• **DESCRIPTION OF THE TASK**
Each line below that holds the word "value" counts toward the answer; reply with the total number only.

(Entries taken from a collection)
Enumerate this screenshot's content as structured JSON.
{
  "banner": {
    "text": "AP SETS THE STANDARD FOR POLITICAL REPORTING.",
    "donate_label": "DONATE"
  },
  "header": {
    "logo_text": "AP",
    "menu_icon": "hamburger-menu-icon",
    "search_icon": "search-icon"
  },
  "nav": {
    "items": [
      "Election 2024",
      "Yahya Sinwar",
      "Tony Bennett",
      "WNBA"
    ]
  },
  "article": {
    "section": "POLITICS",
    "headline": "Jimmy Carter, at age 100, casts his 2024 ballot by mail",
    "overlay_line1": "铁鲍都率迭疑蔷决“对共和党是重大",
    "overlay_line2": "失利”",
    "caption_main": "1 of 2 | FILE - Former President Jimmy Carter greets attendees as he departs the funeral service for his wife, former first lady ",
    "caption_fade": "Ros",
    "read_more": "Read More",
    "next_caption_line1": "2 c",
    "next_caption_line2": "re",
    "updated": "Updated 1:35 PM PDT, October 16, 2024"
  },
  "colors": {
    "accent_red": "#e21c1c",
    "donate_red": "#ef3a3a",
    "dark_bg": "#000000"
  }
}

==

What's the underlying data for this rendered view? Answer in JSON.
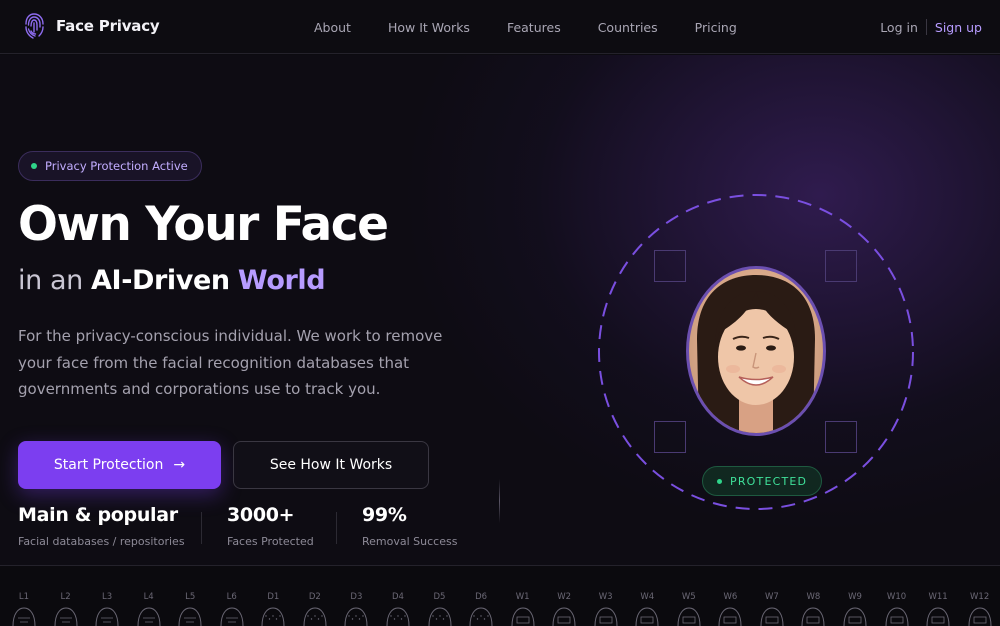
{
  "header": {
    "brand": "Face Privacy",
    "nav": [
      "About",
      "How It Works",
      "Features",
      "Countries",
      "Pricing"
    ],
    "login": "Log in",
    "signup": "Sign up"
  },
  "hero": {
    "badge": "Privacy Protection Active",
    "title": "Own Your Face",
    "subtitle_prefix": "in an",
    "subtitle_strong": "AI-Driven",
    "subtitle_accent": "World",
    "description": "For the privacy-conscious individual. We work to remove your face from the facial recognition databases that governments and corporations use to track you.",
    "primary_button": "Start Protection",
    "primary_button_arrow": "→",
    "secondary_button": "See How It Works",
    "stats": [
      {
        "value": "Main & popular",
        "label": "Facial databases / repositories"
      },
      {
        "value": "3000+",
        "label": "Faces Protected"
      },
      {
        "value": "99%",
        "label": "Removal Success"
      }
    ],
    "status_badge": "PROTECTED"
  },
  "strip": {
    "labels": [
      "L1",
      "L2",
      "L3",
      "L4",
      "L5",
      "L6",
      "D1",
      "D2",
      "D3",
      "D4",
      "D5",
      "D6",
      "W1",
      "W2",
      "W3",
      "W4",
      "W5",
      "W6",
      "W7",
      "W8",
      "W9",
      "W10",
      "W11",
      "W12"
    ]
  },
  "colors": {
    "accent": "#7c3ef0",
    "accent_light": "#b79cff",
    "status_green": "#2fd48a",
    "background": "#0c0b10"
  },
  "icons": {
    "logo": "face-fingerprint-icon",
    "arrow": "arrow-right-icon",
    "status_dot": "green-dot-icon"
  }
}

• **SOLUTION TO THIS PROBLEM**
3